It's common for countries to have a national spirit — Russia has vodka; France, cognac; Korea, soju; Greece, ouzo — but many Latin and South American countries identify more strongly with a particular cocktail than with base ingredients.
There often tends to be some contention over who originally created a cocktail, and where. While Cuba's association with the mojito is only rarely disputed, and Brazil can claim the cachaça-based caipirinha as its own, there is a war between Peru and Chile over pisco.

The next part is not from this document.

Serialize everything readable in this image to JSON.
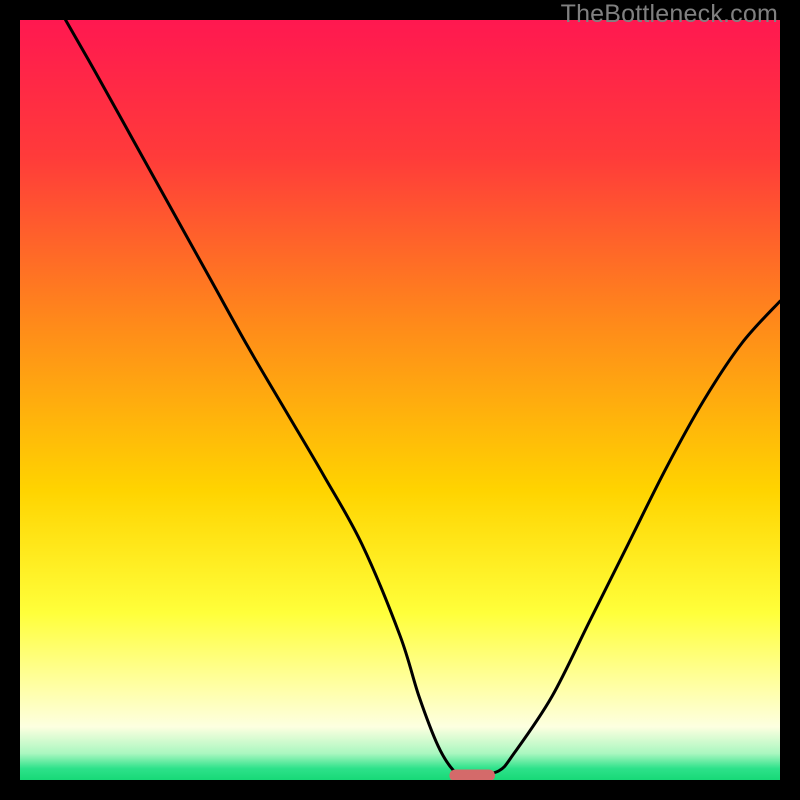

I'll summarize as briefly as possible: Chile and Peru both claim to have invented pisco, a brandy made from regional grapes; both claim the most famous pisco-based cocktail, the pisco sour, as their own and have lobbied for exclusive rights to call it their national cocktail. Peruvian pisco is undiluted and produced in small batches, while Chilean pisco is diluted to bottle-strength and produced on a much larger scale.

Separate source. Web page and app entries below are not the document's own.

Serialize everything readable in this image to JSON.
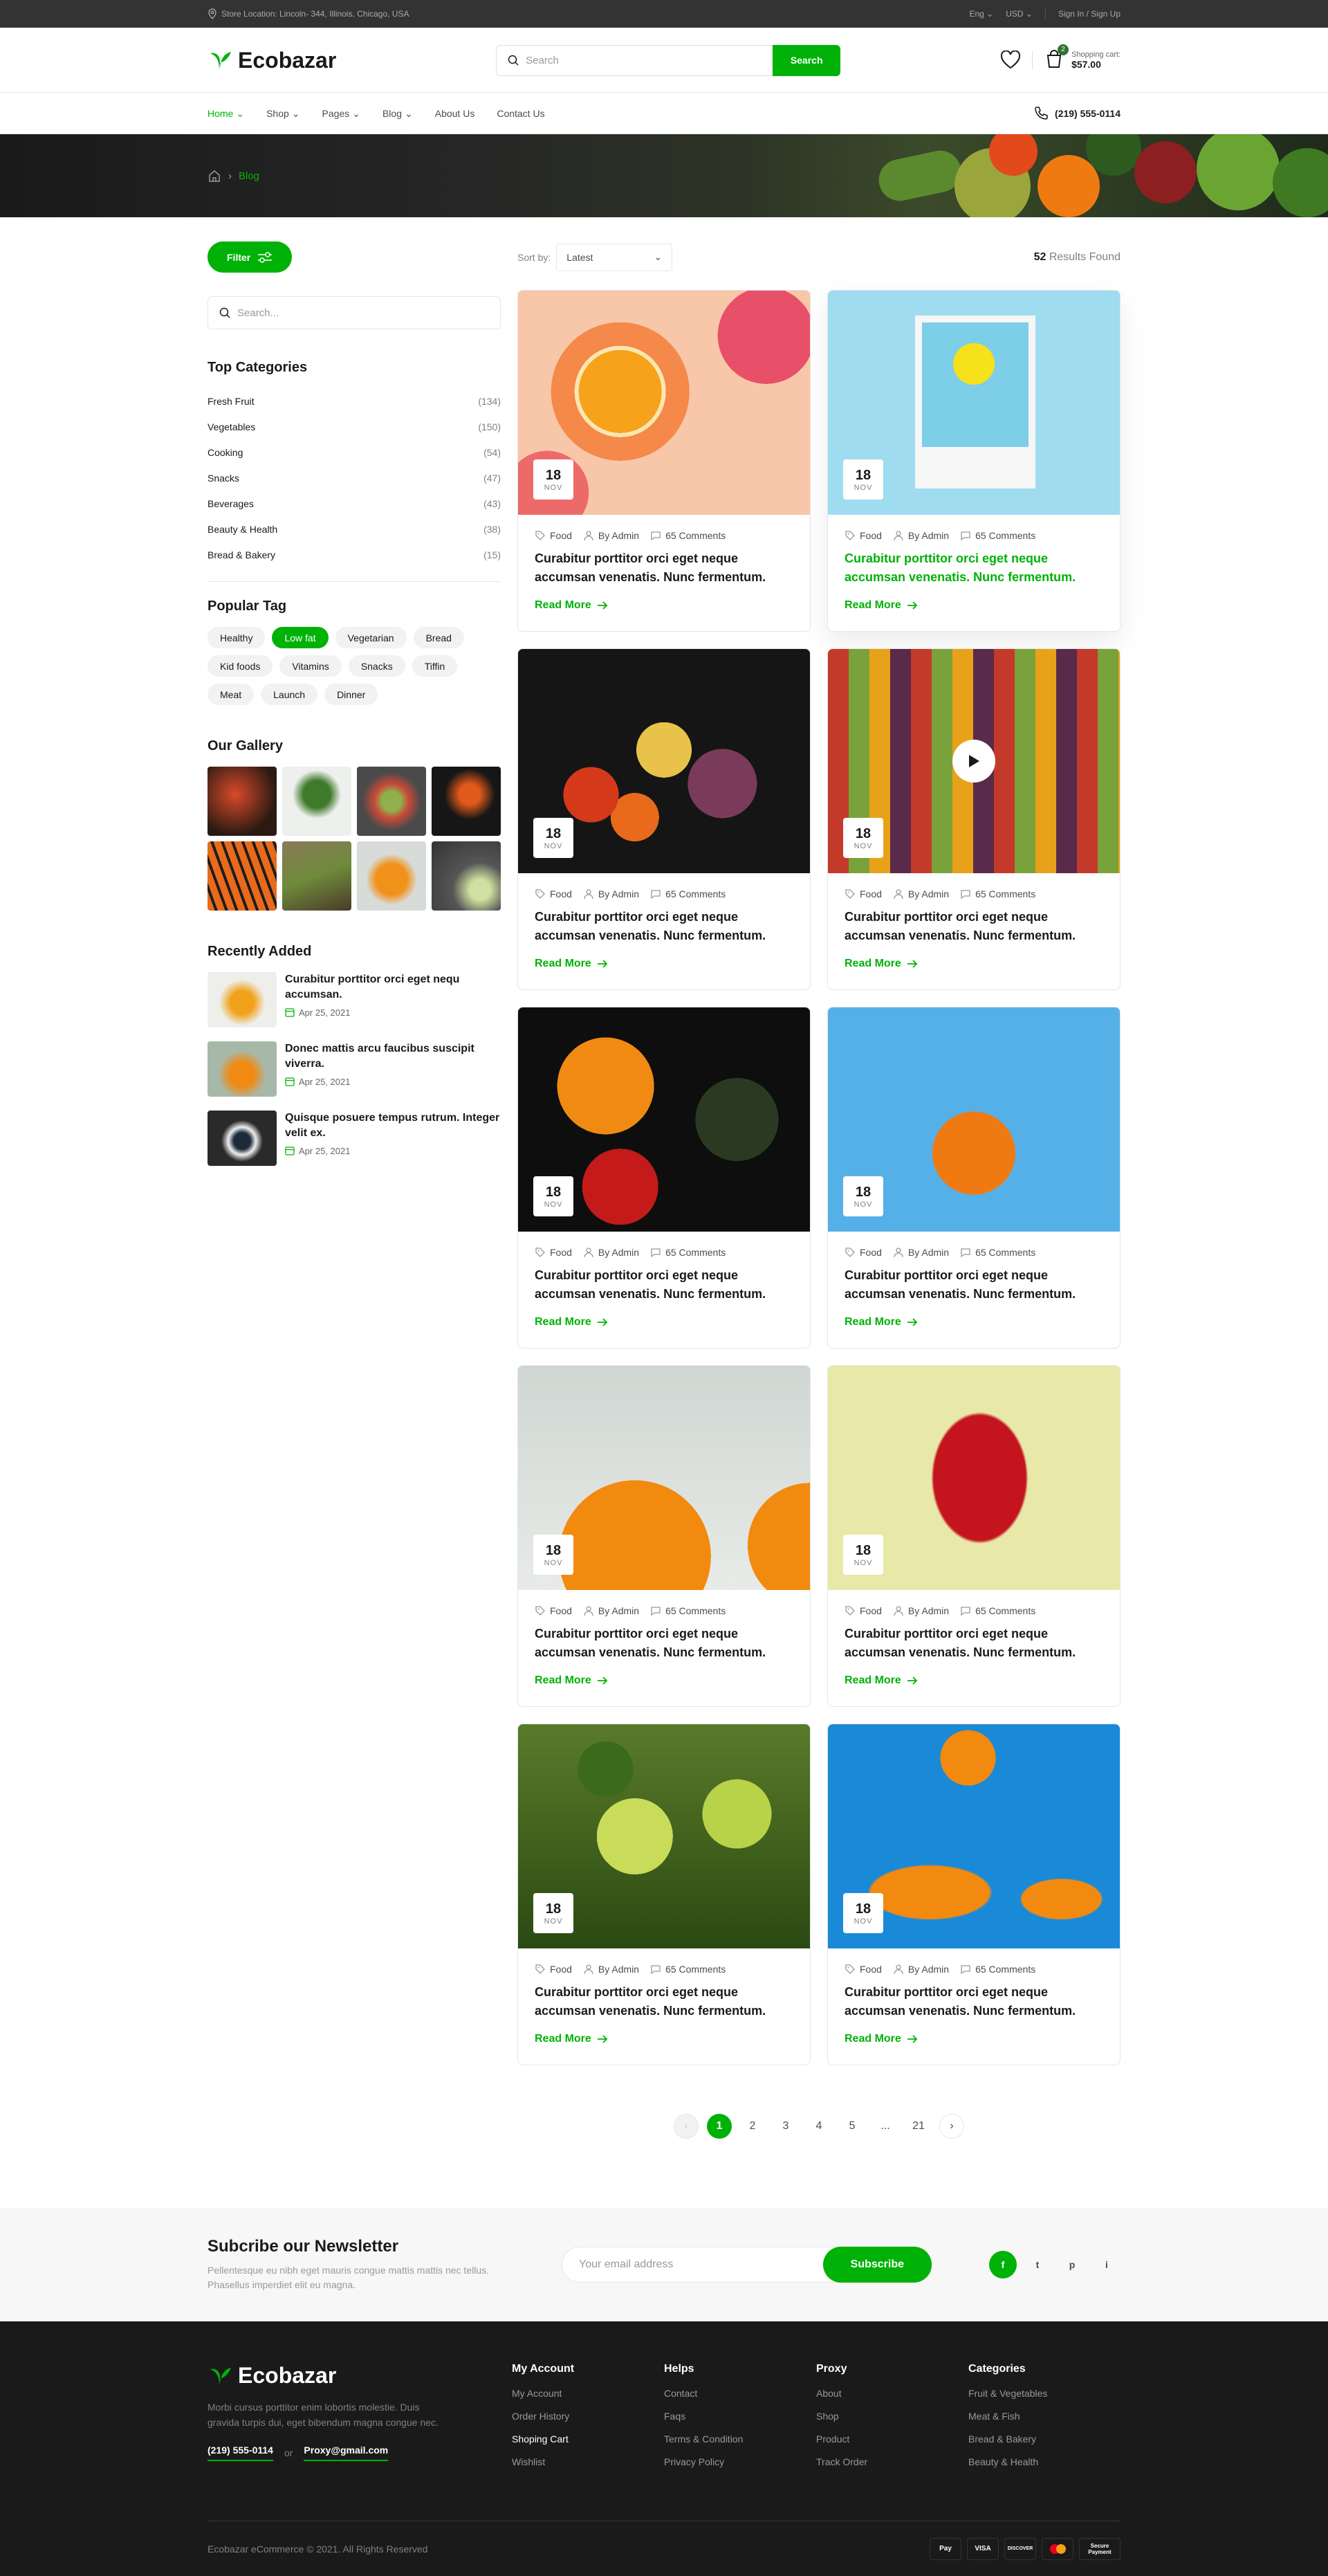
{
  "topbar": {
    "location": "Store Location: Lincoln- 344, Illinois, Chicago, USA",
    "lang": "Eng",
    "currency": "USD",
    "auth": "Sign In / Sign Up"
  },
  "header": {
    "brand": "Ecobazar",
    "search_placeholder": "Search",
    "search_button": "Search",
    "cart_label": "Shopping cart:",
    "cart_total": "$57.00",
    "cart_count": "2"
  },
  "nav": {
    "items": [
      "Home",
      "Shop",
      "Pages",
      "Blog",
      "About Us",
      "Contact Us"
    ],
    "phone": "(219) 555-0114"
  },
  "breadcrumb": {
    "current": "Blog"
  },
  "sidebar": {
    "filter_label": "Filter",
    "search_placeholder": "Search...",
    "categories_title": "Top Categories",
    "categories": [
      {
        "name": "Fresh Fruit",
        "count": "(134)"
      },
      {
        "name": "Vegetables",
        "count": "(150)"
      },
      {
        "name": "Cooking",
        "count": "(54)"
      },
      {
        "name": "Snacks",
        "count": "(47)"
      },
      {
        "name": "Beverages",
        "count": "(43)"
      },
      {
        "name": "Beauty & Health",
        "count": "(38)"
      },
      {
        "name": "Bread & Bakery",
        "count": "(15)"
      }
    ],
    "tags_title": "Popular Tag",
    "tags": [
      "Healthy",
      "Low fat",
      "Vegetarian",
      "Bread",
      "Kid foods",
      "Vitamins",
      "Snacks",
      "Tiffin",
      "Meat",
      "Launch",
      "Dinner"
    ],
    "active_tag": "Low fat",
    "gallery_title": "Our Gallery",
    "recent_title": "Recently Added",
    "recent": [
      {
        "title": "Curabitur porttitor orci eget nequ accumsan.",
        "date": "Apr 25, 2021"
      },
      {
        "title": "Donec mattis arcu faucibus suscipit viverra.",
        "date": "Apr 25, 2021"
      },
      {
        "title": "Quisque posuere tempus rutrum. Integer velit ex.",
        "date": "Apr 25, 2021"
      }
    ]
  },
  "toolbar": {
    "sort_label": "Sort by:",
    "sort_value": "Latest",
    "results_count": "52",
    "results_label": "Results Found"
  },
  "posts": [
    {
      "day": "18",
      "month": "NOV",
      "tag": "Food",
      "author": "By Admin",
      "comments": "65 Comments",
      "title": "Curabitur porttitor orci eget neque accumsan venenatis. Nunc fermentum.",
      "read": "Read More",
      "highlight": false,
      "bg": "grapefruit"
    },
    {
      "day": "18",
      "month": "NOV",
      "tag": "Food",
      "author": "By Admin",
      "comments": "65 Comments",
      "title": "Curabitur porttitor orci eget neque accumsan venenatis. Nunc fermentum.",
      "read": "Read More",
      "highlight": true,
      "bg": "lemon"
    },
    {
      "day": "18",
      "month": "NOV",
      "tag": "Food",
      "author": "By Admin",
      "comments": "65 Comments",
      "title": "Curabitur porttitor orci eget neque accumsan venenatis. Nunc fermentum.",
      "read": "Read More",
      "highlight": false,
      "bg": "veggies"
    },
    {
      "day": "18",
      "month": "NOV",
      "tag": "Food",
      "author": "By Admin",
      "comments": "65 Comments",
      "title": "Curabitur porttitor orci eget neque accumsan venenatis. Nunc fermentum.",
      "read": "Read More",
      "highlight": false,
      "bg": "market",
      "video": true
    },
    {
      "day": "18",
      "month": "NOV",
      "tag": "Food",
      "author": "By Admin",
      "comments": "65 Comments",
      "title": "Curabitur porttitor orci eget neque accumsan venenatis. Nunc fermentum.",
      "read": "Read More",
      "highlight": false,
      "bg": "peppers"
    },
    {
      "day": "18",
      "month": "NOV",
      "tag": "Food",
      "author": "By Admin",
      "comments": "65 Comments",
      "title": "Curabitur porttitor orci eget neque accumsan venenatis. Nunc fermentum.",
      "read": "Read More",
      "highlight": false,
      "bg": "tangerine"
    },
    {
      "day": "18",
      "month": "NOV",
      "tag": "Food",
      "author": "By Admin",
      "comments": "65 Comments",
      "title": "Curabitur porttitor orci eget neque accumsan venenatis. Nunc fermentum.",
      "read": "Read More",
      "highlight": false,
      "bg": "oranges"
    },
    {
      "day": "18",
      "month": "NOV",
      "tag": "Food",
      "author": "By Admin",
      "comments": "65 Comments",
      "title": "Curabitur porttitor orci eget neque accumsan venenatis. Nunc fermentum.",
      "read": "Read More",
      "highlight": false,
      "bg": "strawberry"
    },
    {
      "day": "18",
      "month": "NOV",
      "tag": "Food",
      "author": "By Admin",
      "comments": "65 Comments",
      "title": "Curabitur porttitor orci eget neque accumsan venenatis. Nunc fermentum.",
      "read": "Read More",
      "highlight": false,
      "bg": "limes"
    },
    {
      "day": "18",
      "month": "NOV",
      "tag": "Food",
      "author": "By Admin",
      "comments": "65 Comments",
      "title": "Curabitur porttitor orci eget neque accumsan venenatis. Nunc fermentum.",
      "read": "Read More",
      "highlight": false,
      "bg": "orangeslices"
    }
  ],
  "pagination": {
    "pages": [
      "1",
      "2",
      "3",
      "4",
      "5",
      "...",
      "21"
    ],
    "current": "1"
  },
  "newsletter": {
    "title": "Subcribe our Newsletter",
    "text": "Pellentesque eu nibh eget mauris congue mattis mattis nec tellus. Phasellus imperdiet elit eu magna.",
    "placeholder": "Your email address",
    "button": "Subscribe",
    "social": [
      "f",
      "t",
      "p",
      "i"
    ]
  },
  "footer": {
    "brand": "Ecobazar",
    "about": "Morbi cursus porttitor enim lobortis molestie. Duis gravida turpis dui, eget bibendum magna congue nec.",
    "phone": "(219) 555-0114",
    "or": "or",
    "email": "Proxy@gmail.com",
    "columns": [
      {
        "title": "My Account",
        "links": [
          "My Account",
          "Order History",
          "Shoping Cart",
          "Wishlist"
        ],
        "highlight": "Shoping Cart"
      },
      {
        "title": "Helps",
        "links": [
          "Contact",
          "Faqs",
          "Terms & Condition",
          "Privacy Policy"
        ]
      },
      {
        "title": "Proxy",
        "links": [
          "About",
          "Shop",
          "Product",
          "Track Order"
        ]
      },
      {
        "title": "Categories",
        "links": [
          "Fruit & Vegetables",
          "Meat & Fish",
          "Bread & Bakery",
          "Beauty & Health"
        ]
      }
    ],
    "copyright": "Ecobazar eCommerce © 2021. All Rights Reserved",
    "payments": [
      "Pay",
      "VISA",
      "DISCOVER",
      "mc",
      "Secure Payment"
    ]
  },
  "colors": {
    "accent": "#00b207",
    "dark": "#1a1a1a"
  }
}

As interesting as this whole pisco business is, it's even more interesting to find a bar that actually stocks it. That's where Mojito comes in. This South Tampa restaurant and lounge is connected to the Crowne Plaza Hotel, and it's one heck of a hotel bar. The focus here is on the national cocktails of various Latin and South American countries.
From the outside, Mojito is as fresh as the cocktail it's named after — white walls, frosted lime-green glass and a breezy lounge area. Inside, a sprawling lounge filled with young professionals wraps around a brushed-copper top horseshoe bar. Occasionally, live musicians perform; at other times, upbeat salsa music plays in the background.
Two versions of the pisco sour are on the menu here, one more traditional and one with an infusion of fruit. Unsurprisingly, Peru and Chile also disagree on the recipe — the main difference between the two is that Peruvians use lime juice, while Chileans use lemon juice. The rest is generally made up of pisco, a sweetener, and egg whites, with an optional addition of Angostura bitters on top.
I don't eat (or drink!) eggs, so I ordered mine without — a legitimate option, as Chilean pisco sours are often served without egg, and the original recipe didn't call for any to begin with. The Mojito version is closer to the Peruvian recipe, but it uses Capel Pisco, which comes from Chile, so perhaps it's the best of both worlds. The result is a very tart and refreshing drink, like a South American Tom Collins — just the kind of thing I want to be consuming in this weather.
Some truly creative signature drinks also grace the menu, many pulling from the bar's impressive selection of rums, tequilas and even mezcal. Many high-end and uncommon spirits are stocked here; the variety of rum alone makes Mojito worth a look.
But if you happen to order a pisco sour while you're there, try to do so diplomatically — nearby Peruvians or Chileans may be listening.